Planting evidence is known among NYPD officers as “flaking” and one former officer agreed that “it was something I was seeing a lot of, whether it was from supervisors or undercovers and even investigators.” He went on to say that planting evidence is “one of the consequences of the war on drugs, that police officers are pressured to make large numbers of arrests and it’s easy to plant evidence on innocent people;” hence “(t)he drugs war inevitably leads to crooked policing and quotas further incentivize planting of evidence.”

In addition, officers who commit this crime felt that planting evidence would get someone they knew was a drug dealer off of the street, and they also wanted to pad their arrest/conviction records so they would be allowed to take the examination for a higher rank.

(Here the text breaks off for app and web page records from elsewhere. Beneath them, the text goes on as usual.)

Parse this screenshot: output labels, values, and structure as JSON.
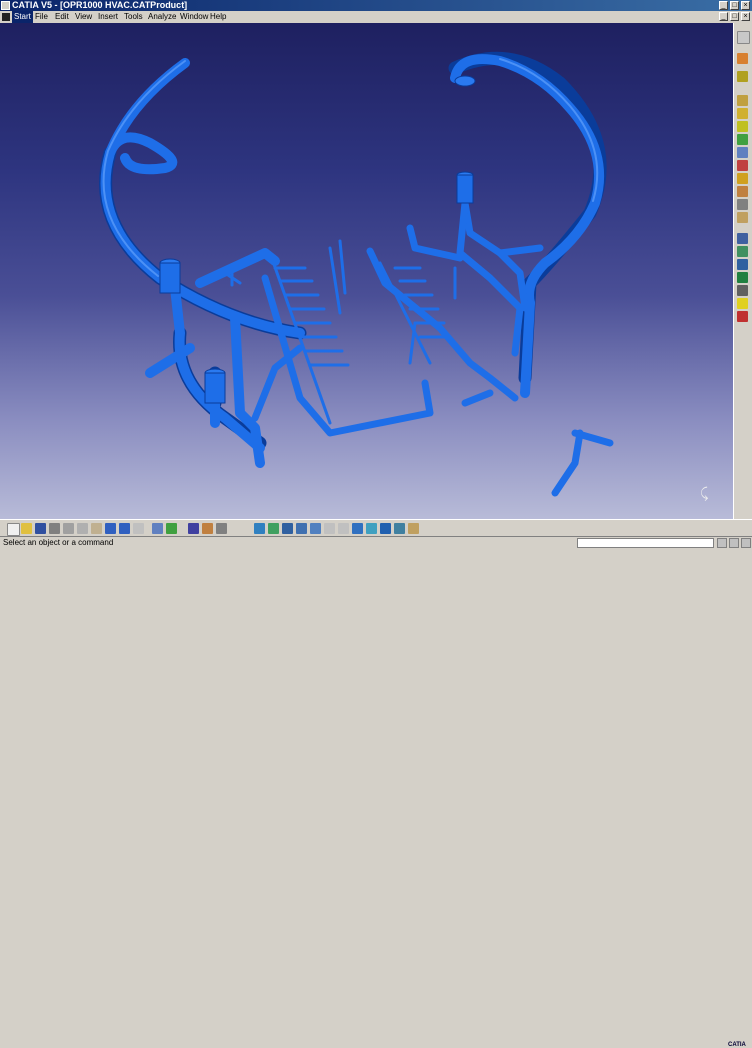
{
  "window": {
    "title": "CATIA V5 - [OPR1000 HVAC.CATProduct]",
    "controls": [
      "_",
      "□",
      "×"
    ]
  },
  "menubar": {
    "items": [
      "Start",
      "File",
      "Edit",
      "View",
      "Insert",
      "Tools",
      "Analyze",
      "Window",
      "Help"
    ],
    "doc_controls": [
      "_",
      "□",
      "×"
    ]
  },
  "viewport": {
    "model": "HVAC piping assembly",
    "logo_text": "CATIA"
  },
  "right_toolbar": {
    "icons": [
      "arrow-select-icon",
      "product-icon",
      "assembly-icon",
      "insert-component-icon",
      "existing-component-icon",
      "replace-component-icon",
      "reorder-icon",
      "renumber-icon",
      "multi-instantiation-icon",
      "fast-multi-instantiation-icon",
      "manipulation-icon",
      "snap-icon",
      "explode-icon",
      "clash-icon",
      "constraint-icon",
      "fix-icon",
      "contact-icon",
      "offset-icon",
      "angle-icon",
      "light-icon",
      "delete-icon"
    ]
  },
  "bottom_toolbar": {
    "icons": [
      "new-icon",
      "open-icon",
      "save-icon",
      "print-icon",
      "cut-icon",
      "copy-icon",
      "paste-icon",
      "undo-icon",
      "redo-icon",
      "whats-this-icon",
      "formula-icon",
      "knowledge-icon",
      "catalog-icon",
      "measure-icon",
      "pan-icon",
      "compass-icon",
      "fly-icon",
      "fit-all-icon",
      "pan-view-icon",
      "rotate-icon",
      "zoom-in-icon",
      "zoom-out-icon",
      "normal-view-icon",
      "iso-view-icon",
      "shading-icon",
      "hide-show-icon",
      "swap-icon",
      "cut-plane-icon",
      "sectioning-icon"
    ]
  },
  "status_bar": {
    "message": "Select an object or a command",
    "command_value": ""
  },
  "colors": {
    "pipe": "#1e6ee8",
    "pipe_dark": "#0a3c9a",
    "titlebar": "#0a246a"
  }
}
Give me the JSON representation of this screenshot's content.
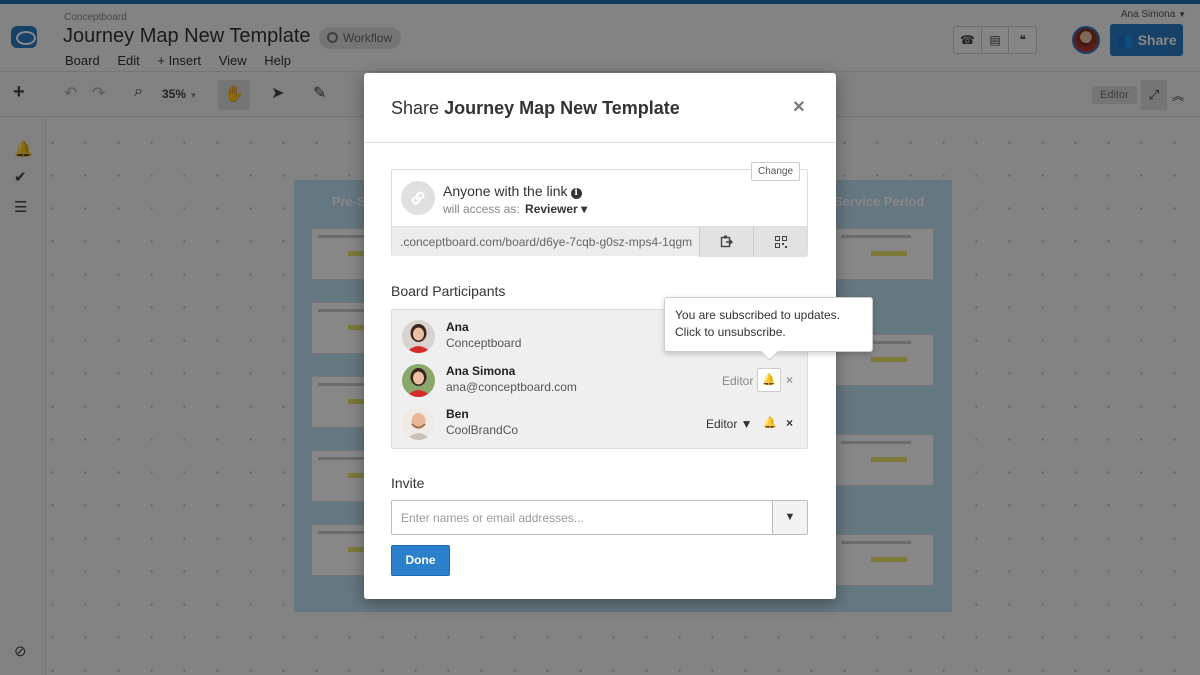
{
  "app": {
    "brand": "Conceptboard",
    "board_title": "Journey Map New Template",
    "workflow_label": "Workflow",
    "menu": [
      "Board",
      "Edit",
      "+ Insert",
      "View",
      "Help"
    ],
    "user_name": "Ana Simona",
    "user_menu_caret": "▼",
    "share_label": "Share",
    "zoom_label": "35%",
    "editor_badge": "Editor",
    "board_header_left": "Pre-S",
    "board_header_right": "Service Period"
  },
  "modal": {
    "title_prefix": "Share",
    "title_name": "Journey Map New Template",
    "close": "×",
    "link": {
      "change_label": "Change",
      "heading": "Anyone with the link",
      "info_glyph": "i",
      "access_prefix": "will access as:",
      "access_role": "Reviewer ▾",
      "url": ".conceptboard.com/board/d6ye-7cqb-g0sz-mps4-1qgm"
    },
    "participants_label": "Board Participants",
    "participants": [
      {
        "name": "Ana",
        "sub": "Conceptboard",
        "role": "",
        "remove": ""
      },
      {
        "name": "Ana Simona",
        "sub": "ana@conceptboard.com",
        "role": "Editor",
        "remove": "×"
      },
      {
        "name": "Ben",
        "sub": "CoolBrandCo",
        "role": "Editor ▼",
        "remove": "×"
      }
    ],
    "tooltip": {
      "line1": "You are subscribed to updates.",
      "line2": "Click to unsubscribe."
    },
    "invite_label": "Invite",
    "invite_placeholder": "Enter names or email addresses...",
    "invite_caret": "▼",
    "done_label": "Done"
  },
  "colors": {
    "primary": "#2b80cc",
    "board_bg": "#bfe0f1",
    "overlay": "rgba(0,0,0,0.47)"
  }
}
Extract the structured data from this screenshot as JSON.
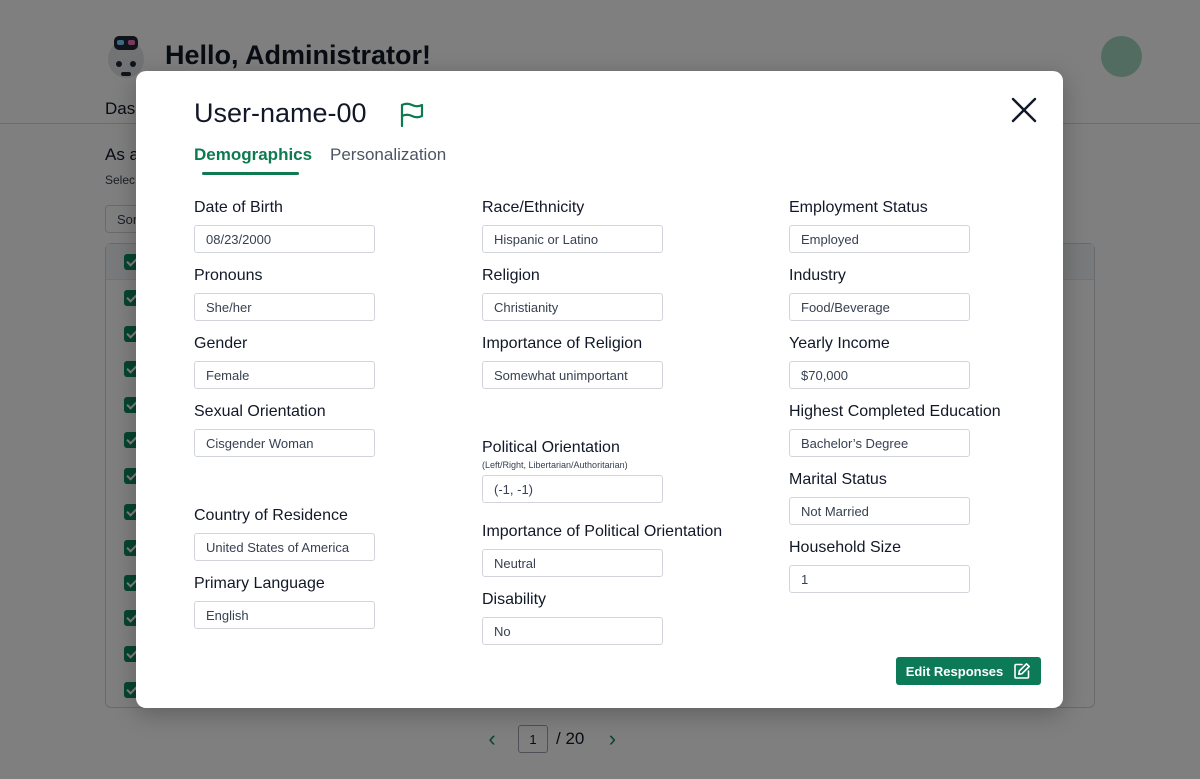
{
  "background": {
    "greeting": "Hello, Administrator!",
    "nav_label": "Dash",
    "heading": "As a",
    "subtext": "Selec",
    "sort_label": "Sor",
    "pager": {
      "current_page": "1",
      "total_label": "/ 20"
    }
  },
  "modal": {
    "title": "User-name-00",
    "tabs": [
      {
        "label": "Demographics",
        "active": true
      },
      {
        "label": "Personalization",
        "active": false
      }
    ],
    "fields": {
      "date_of_birth": {
        "label": "Date of Birth",
        "value": "08/23/2000"
      },
      "pronouns": {
        "label": "Pronouns",
        "value": "She/her"
      },
      "gender": {
        "label": "Gender",
        "value": "Female"
      },
      "sexual_orientation": {
        "label": "Sexual Orientation",
        "value": "Cisgender Woman"
      },
      "country_of_residence": {
        "label": "Country of Residence",
        "value": "United States of America"
      },
      "primary_language": {
        "label": "Primary Language",
        "value": "English"
      },
      "race_ethnicity": {
        "label": "Race/Ethnicity",
        "value": "Hispanic or Latino"
      },
      "religion": {
        "label": "Religion",
        "value": "Christianity"
      },
      "importance_of_religion": {
        "label": "Importance of Religion",
        "value": "Somewhat unimportant"
      },
      "political_orientation": {
        "label": "Political Orientation",
        "hint": "(Left/Right, Libertarian/Authoritarian)",
        "value": "(-1, -1)"
      },
      "importance_of_political_orientation": {
        "label": "Importance of Political Orientation",
        "value": "Neutral"
      },
      "disability": {
        "label": "Disability",
        "value": "No"
      },
      "employment_status": {
        "label": "Employment Status",
        "value": "Employed"
      },
      "industry": {
        "label": "Industry",
        "value": "Food/Beverage"
      },
      "yearly_income": {
        "label": "Yearly Income",
        "value": "$70,000"
      },
      "highest_completed_education": {
        "label": "Highest Completed Education",
        "value": "Bachelor’s Degree"
      },
      "marital_status": {
        "label": "Marital Status",
        "value": "Not Married"
      },
      "household_size": {
        "label": "Household Size",
        "value": "1"
      }
    },
    "edit_button_label": "Edit Responses",
    "icons": {
      "flag": "flag-icon",
      "close": "close-icon",
      "edit": "edit-icon"
    }
  },
  "colors": {
    "accent": "#0d7a50",
    "button": "#0d7a57",
    "checkbox": "#0d8a5e",
    "avatar": "#a7d9c4"
  }
}
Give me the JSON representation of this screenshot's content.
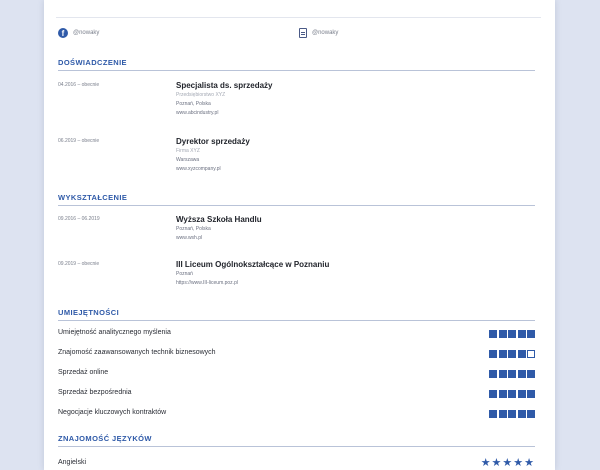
{
  "social": {
    "facebook": {
      "handle": "@nowaky"
    },
    "skype": {
      "handle": "@nowaky"
    }
  },
  "sections": {
    "experience": "DOŚWIADCZENIE",
    "education": "WYKSZTAŁCENIE",
    "skills": "UMIEJĘTNOŚCI",
    "languages": "ZNAJOMOŚĆ JĘZYKÓW"
  },
  "experience": [
    {
      "date": "04.2016 – obecnie",
      "title": "Specjalista ds. sprzedaży",
      "company": "Przedsiębiorstwo XYZ",
      "location": "Poznań, Polska",
      "url": "www.abcindustry.pl"
    },
    {
      "date": "06.2019 – obecnie",
      "title": "Dyrektor sprzedaży",
      "company": "Firma XYZ",
      "location": "Warszawa",
      "url": "www.xyzcompany.pl"
    }
  ],
  "education": [
    {
      "date": "09.2016 – 06.2019",
      "title": "Wyższa Szkoła Handlu",
      "location": "Poznań, Polska",
      "url": "www.wsh.pl"
    },
    {
      "date": "09.2019 – obecnie",
      "title": "III Liceum Ogólnokształcące w Poznaniu",
      "location": "Poznań",
      "url": "https://www.III-liceum.poz.pl"
    }
  ],
  "skills": [
    {
      "name": "Umiejętność analitycznego myślenia",
      "level": 5,
      "max": 5
    },
    {
      "name": "Znajomość zaawansowanych technik biznesowych",
      "level": 4,
      "max": 5
    },
    {
      "name": "Sprzedaż online",
      "level": 5,
      "max": 5
    },
    {
      "name": "Sprzedaż bezpośrednia",
      "level": 5,
      "max": 5
    },
    {
      "name": "Negocjacje kluczowych kontraktów",
      "level": 5,
      "max": 5
    }
  ],
  "languages": [
    {
      "name": "Angielski",
      "stars": "★★★★★",
      "level": 5
    }
  ],
  "colors": {
    "accent": "#2f5aa8",
    "rule": "#b9c3d8",
    "background": "#dde3f1"
  },
  "icons": {
    "facebook": "facebook-icon",
    "skype": "document-icon"
  }
}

Fortunately, good police officers outnumber bad ones, and generally, the police cannot police itself, not when even the president of United States advised officers “please don’t be too nice” to suspects.

Society is answerable to the kind of police it chooses to have, whether it be by deliberation, power struggle or total neglect. The fact remains, however, that police misconduct is an issue of great concern.

Although the city of Minneapolis tried to implement the “individual officer occupational liability insurance” proposal and the Minnesota state Supreme Court struck it down, that should not be the end of it.

I created this proposal more than a decade ago, and its implementation is long overdue. Officers should be required to purchase and maintain “occurrence trigger” occupational liability insurance to deter misconduct.

Dr. Noel Otu

Criminologist, UTRGV